It will be the fourth sale of offshore yuan bills in Hong Kong. Like the first, last November, the latest sale will be an "off-cycle" issuance as there are no bonds due to expire this month. The last two sales were roll-overs.
The central bank had tapped the market every three months with the same deal size and structure since the first issuance in November.
Traders believe the move by the central bank was a warning against yuan short-sellers in the offshore market as the Chinese currency has weakened to an over six-month low and neared psychologically critical 7 per dollar, a level that was last seen during global financial crisis.
"The central bank is defending the exchange rate by stabilising expectations onshore and fighting against the yuan bears offshore through the bill auction," said a trader at a Chinese bank.
The onshore spot rate is allowed to trade with a range 2 per cent above or below the official fixing on any given day, but there is no such restriction on offshore yuan.
Official midpoint fixing has been set in a very tight range just above 6.9 per dollar in the past few weeks and come in persistently firmer than market consensus.
Market participants believe the central bank is seeking to dampen volatility and counteract depreciation expectations.
Bill sales will theoretically freeze yuan funds in Hong Kong and push up the borrowing cost for the Chinese currency. By soaking up yuan liquidity in Hong Kong, the auction will make it more expensive for speculators to bet on a weakening yuan.
The bill auction statement also came as the gap between the onshore and offshore yuan widened. As of 0334 GMT, the spread between the two rates stood at 125 pips, with offshore spot rate trading at a discount at 6.9298 per dollar.
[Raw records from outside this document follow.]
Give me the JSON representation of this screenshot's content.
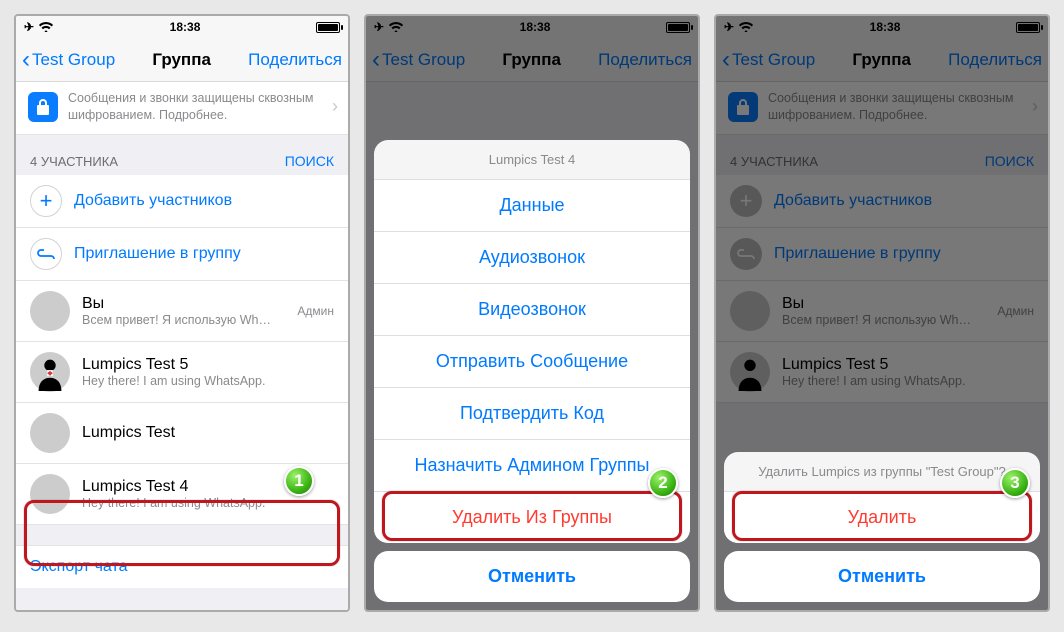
{
  "status": {
    "time": "18:38"
  },
  "nav": {
    "back": "Test Group",
    "title": "Группа",
    "share": "Поделиться"
  },
  "encryption": {
    "text": "Сообщения и звонки защищены сквозным шифрованием. Подробнее."
  },
  "section": {
    "count_label": "4 УЧАСТНИКА",
    "search": "ПОИСК"
  },
  "actions": {
    "add": "Добавить участников",
    "invite": "Приглашение в группу"
  },
  "members": [
    {
      "name": "Вы",
      "sub": "Всем привет! Я использую Wh…",
      "badge": "Админ"
    },
    {
      "name": "Lumpics Test 5",
      "sub": "Hey there! I am using WhatsApp."
    },
    {
      "name": "Lumpics Test",
      "sub": ""
    },
    {
      "name": "Lumpics Test 4",
      "sub": "Hey there! I am using WhatsApp."
    }
  ],
  "export": "Экспорт чата",
  "sheet": {
    "title": "Lumpics Test 4",
    "items": [
      "Данные",
      "Аудиозвонок",
      "Видеозвонок",
      "Отправить Сообщение",
      "Подтвердить Код",
      "Назначить Админом Группы"
    ],
    "remove": "Удалить Из Группы",
    "cancel": "Отменить"
  },
  "confirm": {
    "title": "Удалить Lumpics из группы \"Test Group\"?",
    "delete": "Удалить",
    "cancel": "Отменить"
  },
  "badges": {
    "n1": "1",
    "n2": "2",
    "n3": "3"
  }
}
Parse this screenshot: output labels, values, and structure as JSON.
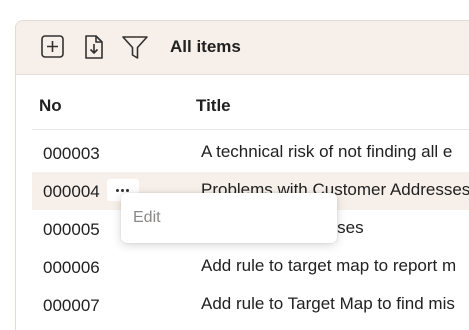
{
  "toolbar": {
    "icons": [
      "add-icon",
      "import-icon",
      "filter-icon"
    ],
    "view_title": "All items"
  },
  "table": {
    "columns": [
      "No",
      "Title"
    ],
    "rows": [
      {
        "no": "000003",
        "title": "A technical risk of not finding all e"
      },
      {
        "no": "000004",
        "title": "Problems with Customer Addresses",
        "selected": true
      },
      {
        "no": "000005",
        "title": "g addresses"
      },
      {
        "no": "000006",
        "title": "Add rule to target map to report m"
      },
      {
        "no": "000007",
        "title": "Add rule to Target Map to find mis"
      }
    ]
  },
  "row_menu": {
    "icon": "more-icon",
    "items": [
      "Edit"
    ]
  },
  "colors": {
    "toolbar_bg": "#f7f0ea",
    "selected_row_bg": "#f7f0ea",
    "text": "#212121",
    "disabled_text": "#8a8886"
  }
}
The spread stood at above 200 pips in most trading sessions last month.
Ken Cheung, senior Asian FX strategist at Mizuho Bank in Hong Kong said the PBOC is sending a slightly conflicting signal to the market as it said there is no red line for the exchange rate, but on the other hand it is stabilising the currency.
Mr Cheung said additional downside pressure on the yuan could emerge if trade negotiations between China and the United States fall through during the G-20 summit in Japan later this month.
PBOC Governor Yi Gang said last Friday no "numerical number" for the exchange rate was more important than another.
"The trade war would have a temporary depreciation pressure on renminbi, but you see, after the noise, renminbi will continue to be very stable and relatively strong compared to emerging market currencies, even compared to convertible currencies," Bloomberg quoted Mr Yi as saying, where he used the yuan's official name.
The PBOC did not elaborate on the bill auction plan.